Flexion:  movement of your arm from a resting position at your side to straight above your head.  Example:  Reaching for the doorknob to open a door.

Extension:  movement of your arm from a resting position at your side to behind you.  Example: Reaching behind the driver’s seat in the car.

Rotator Cuff Tendinopathy

Tendon injuries can develop in any tendon of the body.  In this case, rotator cuff tendinopathy can arise from the tendons of the subscapularis, infraspinatus, supraspinatus, and/or teres minor.   Athletes with a rotator cuff tendinopathy will present with gradual onset of pain in the shoulder.  They may present with tenderness or swelling around the affected tendon.  Athletes may have a constant dull achy pain and weakness with certain movements.   


Tendon: tough connective tissue fibers that connect muscle to bone. 

Tendinitis:  Inflammation of a tendon.

Tendonosis: Chronic condition of a tendon involving wearing of the tendon’s collagen from overuse.

Tendinopathy:  Disease of a tendon.

Signs and symptoms:

  • Constant pain in the area where the rotator cuff tendons attach
  • Night pain, especially when lying on the painful shoulder.
  • Pain followed by minimal activity 
  • Tender, redness, warm to touch, or swollen on the affected tendon
  • Weakness with reaching overhead, behind your back, or lifting.
  • Decreased arm movements


Causes/Risk Factors:

  • Excessive loading of the tendon or general wear and tear of the tendon. For example, repetitive throwing or overhead movements that occur at work, sports, or daily activities.
  • Muscle imbalance of the rotator cuff muscles
  • Advanced aging
  • Diabetes
  • Obesity
  • Smoking
  • Metabolic syndrome

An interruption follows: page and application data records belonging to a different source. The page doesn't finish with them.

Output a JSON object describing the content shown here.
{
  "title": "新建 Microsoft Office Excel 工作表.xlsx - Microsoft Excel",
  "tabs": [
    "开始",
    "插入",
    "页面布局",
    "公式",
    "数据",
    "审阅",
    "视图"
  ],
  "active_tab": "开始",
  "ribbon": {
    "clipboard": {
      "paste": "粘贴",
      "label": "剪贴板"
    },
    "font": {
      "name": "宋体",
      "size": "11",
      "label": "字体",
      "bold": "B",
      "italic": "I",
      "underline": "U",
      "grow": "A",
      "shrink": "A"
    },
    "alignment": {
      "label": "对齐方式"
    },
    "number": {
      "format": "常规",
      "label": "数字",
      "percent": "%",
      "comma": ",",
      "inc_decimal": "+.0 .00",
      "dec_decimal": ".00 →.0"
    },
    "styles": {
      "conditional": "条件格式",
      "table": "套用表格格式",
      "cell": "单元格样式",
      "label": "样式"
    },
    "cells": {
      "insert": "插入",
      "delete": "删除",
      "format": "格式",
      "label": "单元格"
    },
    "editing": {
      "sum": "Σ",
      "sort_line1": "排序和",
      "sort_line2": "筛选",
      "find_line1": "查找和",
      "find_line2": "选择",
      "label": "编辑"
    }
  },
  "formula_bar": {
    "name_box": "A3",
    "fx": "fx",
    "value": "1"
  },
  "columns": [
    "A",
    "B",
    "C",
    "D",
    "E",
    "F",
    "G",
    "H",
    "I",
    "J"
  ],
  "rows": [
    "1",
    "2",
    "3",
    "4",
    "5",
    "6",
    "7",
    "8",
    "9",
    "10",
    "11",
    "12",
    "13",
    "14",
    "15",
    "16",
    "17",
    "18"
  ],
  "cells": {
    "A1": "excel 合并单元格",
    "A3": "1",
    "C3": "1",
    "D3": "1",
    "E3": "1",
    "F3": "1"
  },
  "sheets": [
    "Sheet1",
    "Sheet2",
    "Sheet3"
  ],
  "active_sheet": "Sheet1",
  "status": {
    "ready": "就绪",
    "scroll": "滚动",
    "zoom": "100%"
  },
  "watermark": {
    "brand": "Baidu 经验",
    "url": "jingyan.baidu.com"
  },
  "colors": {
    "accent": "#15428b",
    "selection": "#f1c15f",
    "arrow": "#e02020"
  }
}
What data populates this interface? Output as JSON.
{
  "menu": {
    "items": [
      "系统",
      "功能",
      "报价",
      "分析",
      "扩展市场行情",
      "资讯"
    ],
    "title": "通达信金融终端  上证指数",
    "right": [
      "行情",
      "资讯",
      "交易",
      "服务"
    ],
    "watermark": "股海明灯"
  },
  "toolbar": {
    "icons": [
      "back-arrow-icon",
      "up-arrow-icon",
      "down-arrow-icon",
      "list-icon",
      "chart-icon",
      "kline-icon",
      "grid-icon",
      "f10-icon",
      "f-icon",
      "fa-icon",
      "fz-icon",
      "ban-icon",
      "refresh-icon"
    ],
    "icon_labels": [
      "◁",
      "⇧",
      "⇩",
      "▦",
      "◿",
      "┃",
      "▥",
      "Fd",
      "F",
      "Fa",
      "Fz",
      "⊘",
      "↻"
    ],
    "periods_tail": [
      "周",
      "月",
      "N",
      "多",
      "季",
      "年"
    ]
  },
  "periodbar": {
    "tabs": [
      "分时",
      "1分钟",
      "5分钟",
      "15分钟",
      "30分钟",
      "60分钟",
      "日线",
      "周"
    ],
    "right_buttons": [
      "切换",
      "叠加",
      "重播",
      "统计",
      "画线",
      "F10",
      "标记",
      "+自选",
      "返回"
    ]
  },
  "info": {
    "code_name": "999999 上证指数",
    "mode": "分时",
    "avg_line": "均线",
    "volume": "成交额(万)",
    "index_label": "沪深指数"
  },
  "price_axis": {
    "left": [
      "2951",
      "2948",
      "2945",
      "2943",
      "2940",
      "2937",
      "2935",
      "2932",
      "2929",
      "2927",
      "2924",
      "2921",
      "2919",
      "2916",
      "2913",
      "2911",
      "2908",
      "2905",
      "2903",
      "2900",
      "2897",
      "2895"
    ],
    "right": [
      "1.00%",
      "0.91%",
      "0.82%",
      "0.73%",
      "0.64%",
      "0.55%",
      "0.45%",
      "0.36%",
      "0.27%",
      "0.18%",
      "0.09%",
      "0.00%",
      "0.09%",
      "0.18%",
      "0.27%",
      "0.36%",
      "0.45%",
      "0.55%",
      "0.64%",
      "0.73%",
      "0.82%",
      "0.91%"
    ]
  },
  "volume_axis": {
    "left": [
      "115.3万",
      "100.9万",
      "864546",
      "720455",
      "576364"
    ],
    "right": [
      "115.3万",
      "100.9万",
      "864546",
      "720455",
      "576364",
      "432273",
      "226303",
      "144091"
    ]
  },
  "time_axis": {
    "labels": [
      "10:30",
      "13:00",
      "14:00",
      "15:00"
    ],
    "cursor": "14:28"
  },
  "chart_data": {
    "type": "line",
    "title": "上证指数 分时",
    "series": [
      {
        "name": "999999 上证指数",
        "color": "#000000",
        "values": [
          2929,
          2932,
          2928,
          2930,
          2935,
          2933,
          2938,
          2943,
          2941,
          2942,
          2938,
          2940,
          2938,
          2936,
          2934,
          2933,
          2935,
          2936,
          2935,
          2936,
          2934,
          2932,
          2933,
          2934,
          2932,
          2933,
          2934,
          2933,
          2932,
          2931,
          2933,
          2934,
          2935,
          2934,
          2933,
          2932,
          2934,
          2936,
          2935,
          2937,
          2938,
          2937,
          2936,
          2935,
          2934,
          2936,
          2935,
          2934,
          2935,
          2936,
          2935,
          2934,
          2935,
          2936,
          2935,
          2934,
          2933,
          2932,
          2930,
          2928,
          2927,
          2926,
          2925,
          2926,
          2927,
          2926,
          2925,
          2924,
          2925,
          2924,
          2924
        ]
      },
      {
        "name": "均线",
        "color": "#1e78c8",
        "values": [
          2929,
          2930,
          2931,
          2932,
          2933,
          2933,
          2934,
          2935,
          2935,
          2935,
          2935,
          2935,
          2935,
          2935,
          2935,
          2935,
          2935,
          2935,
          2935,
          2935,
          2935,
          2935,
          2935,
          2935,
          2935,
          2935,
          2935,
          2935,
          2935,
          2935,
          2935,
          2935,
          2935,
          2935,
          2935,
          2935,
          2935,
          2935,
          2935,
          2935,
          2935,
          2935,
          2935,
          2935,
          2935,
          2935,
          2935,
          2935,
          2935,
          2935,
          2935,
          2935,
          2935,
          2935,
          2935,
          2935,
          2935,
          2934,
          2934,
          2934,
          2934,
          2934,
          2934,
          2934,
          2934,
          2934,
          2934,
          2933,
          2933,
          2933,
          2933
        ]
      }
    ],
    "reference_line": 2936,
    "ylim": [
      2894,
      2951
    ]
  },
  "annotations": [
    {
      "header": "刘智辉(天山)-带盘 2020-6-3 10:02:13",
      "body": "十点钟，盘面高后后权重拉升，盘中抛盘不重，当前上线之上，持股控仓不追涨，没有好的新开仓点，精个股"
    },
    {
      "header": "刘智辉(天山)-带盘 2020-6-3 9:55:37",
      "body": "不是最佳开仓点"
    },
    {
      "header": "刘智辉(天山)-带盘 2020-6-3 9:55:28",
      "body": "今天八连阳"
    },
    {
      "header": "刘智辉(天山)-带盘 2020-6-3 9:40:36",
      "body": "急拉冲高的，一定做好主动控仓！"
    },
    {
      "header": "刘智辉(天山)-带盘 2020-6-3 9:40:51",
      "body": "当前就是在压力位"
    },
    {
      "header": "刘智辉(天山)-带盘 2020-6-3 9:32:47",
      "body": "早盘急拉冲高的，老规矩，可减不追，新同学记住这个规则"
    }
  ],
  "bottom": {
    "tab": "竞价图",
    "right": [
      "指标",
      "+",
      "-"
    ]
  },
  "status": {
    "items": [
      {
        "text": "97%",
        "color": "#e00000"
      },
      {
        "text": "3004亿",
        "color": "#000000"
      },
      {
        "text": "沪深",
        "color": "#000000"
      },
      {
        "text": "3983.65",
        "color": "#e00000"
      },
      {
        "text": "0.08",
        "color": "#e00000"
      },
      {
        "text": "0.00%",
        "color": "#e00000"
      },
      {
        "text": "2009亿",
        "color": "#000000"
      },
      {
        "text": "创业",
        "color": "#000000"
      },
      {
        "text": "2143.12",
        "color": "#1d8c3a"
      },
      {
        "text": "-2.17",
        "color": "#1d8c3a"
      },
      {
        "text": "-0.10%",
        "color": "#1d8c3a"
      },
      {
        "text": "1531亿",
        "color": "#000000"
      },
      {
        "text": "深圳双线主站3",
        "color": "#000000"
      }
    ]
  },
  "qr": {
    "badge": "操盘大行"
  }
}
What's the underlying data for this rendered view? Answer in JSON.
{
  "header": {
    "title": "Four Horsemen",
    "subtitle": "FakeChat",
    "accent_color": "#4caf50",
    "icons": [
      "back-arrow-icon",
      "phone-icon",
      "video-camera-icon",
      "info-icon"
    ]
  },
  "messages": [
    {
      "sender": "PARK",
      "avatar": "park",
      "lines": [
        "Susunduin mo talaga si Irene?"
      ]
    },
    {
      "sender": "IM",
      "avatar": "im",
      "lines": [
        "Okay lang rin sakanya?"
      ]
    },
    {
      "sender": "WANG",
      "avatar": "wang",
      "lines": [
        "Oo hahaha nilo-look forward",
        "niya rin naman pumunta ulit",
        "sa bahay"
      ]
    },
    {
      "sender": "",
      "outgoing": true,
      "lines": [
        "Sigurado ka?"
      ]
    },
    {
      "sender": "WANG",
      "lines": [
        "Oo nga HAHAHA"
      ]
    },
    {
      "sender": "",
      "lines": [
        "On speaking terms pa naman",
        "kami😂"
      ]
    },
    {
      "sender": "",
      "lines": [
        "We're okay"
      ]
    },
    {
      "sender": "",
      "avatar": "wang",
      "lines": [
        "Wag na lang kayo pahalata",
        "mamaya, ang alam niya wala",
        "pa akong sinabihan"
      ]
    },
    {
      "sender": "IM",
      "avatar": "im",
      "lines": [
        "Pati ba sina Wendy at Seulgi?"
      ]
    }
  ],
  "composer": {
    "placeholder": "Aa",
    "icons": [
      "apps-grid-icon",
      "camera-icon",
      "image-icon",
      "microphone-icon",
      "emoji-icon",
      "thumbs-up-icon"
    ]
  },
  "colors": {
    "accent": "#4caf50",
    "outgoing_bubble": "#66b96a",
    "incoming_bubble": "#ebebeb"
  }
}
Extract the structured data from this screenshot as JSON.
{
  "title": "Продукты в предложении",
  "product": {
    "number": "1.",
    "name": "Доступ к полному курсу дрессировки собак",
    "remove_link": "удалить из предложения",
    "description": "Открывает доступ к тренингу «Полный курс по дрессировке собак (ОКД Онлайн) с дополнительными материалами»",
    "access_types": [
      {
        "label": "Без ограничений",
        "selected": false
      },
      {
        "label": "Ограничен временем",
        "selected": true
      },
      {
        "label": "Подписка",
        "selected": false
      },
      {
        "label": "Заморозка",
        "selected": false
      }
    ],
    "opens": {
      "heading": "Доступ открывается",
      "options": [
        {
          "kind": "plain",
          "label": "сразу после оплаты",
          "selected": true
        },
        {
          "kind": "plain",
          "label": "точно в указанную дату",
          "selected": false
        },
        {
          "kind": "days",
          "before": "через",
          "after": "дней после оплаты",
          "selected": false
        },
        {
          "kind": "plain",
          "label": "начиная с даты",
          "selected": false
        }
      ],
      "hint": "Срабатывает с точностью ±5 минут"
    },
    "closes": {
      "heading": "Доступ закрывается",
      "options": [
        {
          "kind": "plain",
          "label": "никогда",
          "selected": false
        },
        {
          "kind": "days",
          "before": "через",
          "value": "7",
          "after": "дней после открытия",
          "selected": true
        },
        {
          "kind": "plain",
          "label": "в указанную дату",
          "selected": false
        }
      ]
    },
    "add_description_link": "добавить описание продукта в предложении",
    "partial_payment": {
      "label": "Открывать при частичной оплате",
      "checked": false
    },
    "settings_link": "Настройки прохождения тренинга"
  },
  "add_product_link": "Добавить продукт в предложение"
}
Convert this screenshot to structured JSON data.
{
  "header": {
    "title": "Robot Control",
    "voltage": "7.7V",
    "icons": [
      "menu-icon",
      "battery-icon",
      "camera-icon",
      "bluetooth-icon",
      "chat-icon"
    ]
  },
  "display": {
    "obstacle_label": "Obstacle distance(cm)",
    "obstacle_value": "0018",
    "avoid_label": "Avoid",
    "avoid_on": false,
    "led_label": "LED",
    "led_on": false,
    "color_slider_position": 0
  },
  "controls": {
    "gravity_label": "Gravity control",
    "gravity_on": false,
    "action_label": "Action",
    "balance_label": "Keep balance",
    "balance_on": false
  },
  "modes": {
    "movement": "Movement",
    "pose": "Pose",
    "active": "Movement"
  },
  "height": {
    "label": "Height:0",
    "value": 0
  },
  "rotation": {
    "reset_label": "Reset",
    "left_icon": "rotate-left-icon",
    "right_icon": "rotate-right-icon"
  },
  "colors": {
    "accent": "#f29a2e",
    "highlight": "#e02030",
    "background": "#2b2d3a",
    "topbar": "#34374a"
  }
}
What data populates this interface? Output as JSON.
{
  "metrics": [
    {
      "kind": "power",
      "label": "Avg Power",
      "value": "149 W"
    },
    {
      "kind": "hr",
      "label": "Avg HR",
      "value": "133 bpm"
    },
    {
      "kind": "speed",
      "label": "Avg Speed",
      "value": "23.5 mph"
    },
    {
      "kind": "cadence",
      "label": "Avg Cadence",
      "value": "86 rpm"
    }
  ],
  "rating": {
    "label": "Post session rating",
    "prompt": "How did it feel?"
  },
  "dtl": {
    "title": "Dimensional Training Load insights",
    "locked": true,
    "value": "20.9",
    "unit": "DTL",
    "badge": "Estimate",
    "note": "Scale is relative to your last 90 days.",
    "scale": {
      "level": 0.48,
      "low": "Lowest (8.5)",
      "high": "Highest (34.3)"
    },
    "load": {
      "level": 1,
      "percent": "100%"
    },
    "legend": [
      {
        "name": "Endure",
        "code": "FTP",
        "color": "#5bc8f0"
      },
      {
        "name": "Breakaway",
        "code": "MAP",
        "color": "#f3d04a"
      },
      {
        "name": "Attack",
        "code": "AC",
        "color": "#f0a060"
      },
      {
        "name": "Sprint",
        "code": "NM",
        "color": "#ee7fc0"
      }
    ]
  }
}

  • See your local physical therapist (PT) for active exercise therapy. 
  • Identify aggravating movements or activities that reproduce symptoms.1
  • Reduce pain, inflammation, and swelling of the affected tendon.
  • Modify or avoid movements that cause pain so tendon can rest.
  • Strengthen specific rotator cuff muscles.
  • Increase movement of arm in all direction if motion was lost.


1. Lewis J, McCreesh K, Roy J-S, Ginn K. Rotator Cuff Tendinopathy: Navigating the Diagnosis-Management Conundrum. J Orthop Sports Phys Ther. 2015;45(11):923-937. doi:10.2519/jospt.2015.5941.


Dara Ching is a competitive Olympic weightlifter and Crossfit athlete.  She started competing in Olympic weightlifting in 2004, and since, has competed in numerous USAW National and American Open Championships. Dara has been competing in Crossfit competitions since 2011. She is a six time regional level Crossfit competitor. Dara is also a Navy Veteran, who served as a Naval Flight Officer. Currently, Dara is pursuing a doctorate in physical therapy at the University of St. Augustine for Health and Sciences, where she graduates in April.